==== The data

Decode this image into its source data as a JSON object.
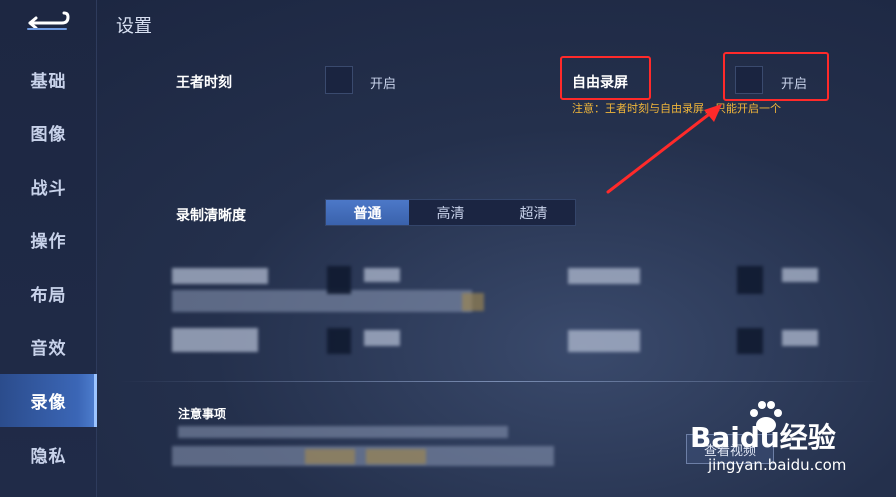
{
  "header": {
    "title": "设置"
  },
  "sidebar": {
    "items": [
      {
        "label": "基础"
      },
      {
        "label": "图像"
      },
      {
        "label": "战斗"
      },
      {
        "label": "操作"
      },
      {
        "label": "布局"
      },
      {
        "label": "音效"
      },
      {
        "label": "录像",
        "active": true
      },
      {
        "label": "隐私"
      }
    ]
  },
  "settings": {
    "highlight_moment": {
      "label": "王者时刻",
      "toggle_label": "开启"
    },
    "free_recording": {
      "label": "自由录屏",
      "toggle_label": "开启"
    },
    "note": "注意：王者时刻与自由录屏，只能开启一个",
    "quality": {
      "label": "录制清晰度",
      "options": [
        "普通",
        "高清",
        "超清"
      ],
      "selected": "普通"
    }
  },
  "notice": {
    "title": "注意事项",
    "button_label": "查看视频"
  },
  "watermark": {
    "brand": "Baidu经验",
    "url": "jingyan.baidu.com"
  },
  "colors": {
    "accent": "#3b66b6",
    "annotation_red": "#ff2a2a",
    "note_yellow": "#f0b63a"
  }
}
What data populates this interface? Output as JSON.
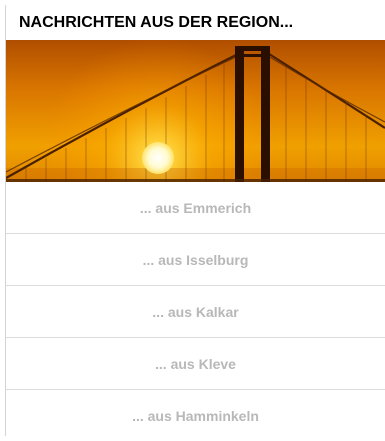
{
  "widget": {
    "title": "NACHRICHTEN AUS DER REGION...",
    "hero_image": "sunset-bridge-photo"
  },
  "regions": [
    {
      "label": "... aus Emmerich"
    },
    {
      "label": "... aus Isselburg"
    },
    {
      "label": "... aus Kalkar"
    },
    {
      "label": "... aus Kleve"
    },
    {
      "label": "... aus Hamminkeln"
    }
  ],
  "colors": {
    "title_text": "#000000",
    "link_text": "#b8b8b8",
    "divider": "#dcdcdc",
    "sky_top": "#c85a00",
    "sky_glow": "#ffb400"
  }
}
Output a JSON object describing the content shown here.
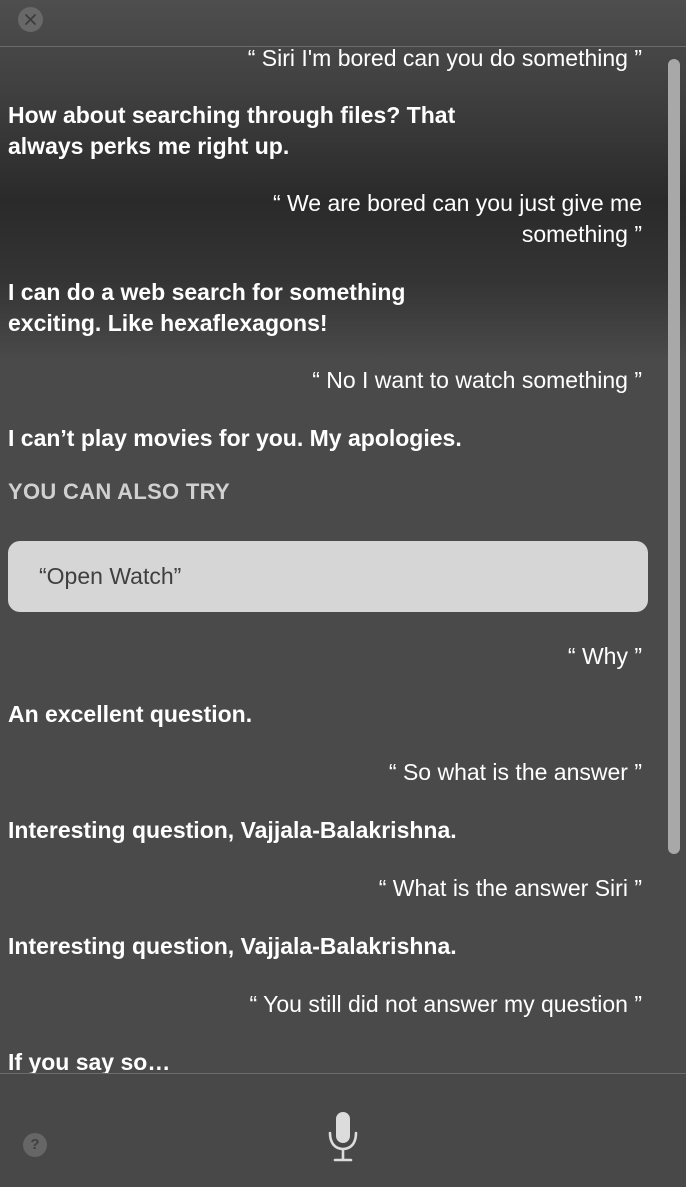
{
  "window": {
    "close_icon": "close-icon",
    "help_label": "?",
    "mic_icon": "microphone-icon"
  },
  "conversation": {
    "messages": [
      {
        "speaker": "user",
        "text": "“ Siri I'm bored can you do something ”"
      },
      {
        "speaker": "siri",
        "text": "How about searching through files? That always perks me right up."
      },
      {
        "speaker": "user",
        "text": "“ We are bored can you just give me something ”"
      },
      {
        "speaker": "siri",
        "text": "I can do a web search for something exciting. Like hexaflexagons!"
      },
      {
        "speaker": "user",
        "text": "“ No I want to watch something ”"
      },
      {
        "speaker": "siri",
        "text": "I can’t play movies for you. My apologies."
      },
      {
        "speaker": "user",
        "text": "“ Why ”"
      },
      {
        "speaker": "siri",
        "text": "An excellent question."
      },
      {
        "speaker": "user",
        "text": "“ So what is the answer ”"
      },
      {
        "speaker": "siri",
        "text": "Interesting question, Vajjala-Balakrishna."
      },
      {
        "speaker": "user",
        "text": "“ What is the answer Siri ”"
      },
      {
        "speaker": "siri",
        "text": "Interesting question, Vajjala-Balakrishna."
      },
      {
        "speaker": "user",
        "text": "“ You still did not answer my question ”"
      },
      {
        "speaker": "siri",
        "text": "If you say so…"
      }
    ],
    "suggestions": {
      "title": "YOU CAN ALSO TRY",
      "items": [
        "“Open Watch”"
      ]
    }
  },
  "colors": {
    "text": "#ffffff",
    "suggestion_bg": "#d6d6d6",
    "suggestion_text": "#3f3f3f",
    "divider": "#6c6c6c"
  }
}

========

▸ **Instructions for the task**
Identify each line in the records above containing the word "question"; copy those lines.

▸ **Written solution**
        "text": "An excellent question."
        "text": "Interesting question, Vajjala-Balakrishna."
        "text": "Interesting question, Vajjala-Balakrishna."
        "text": "“ You still did not answer my question ”"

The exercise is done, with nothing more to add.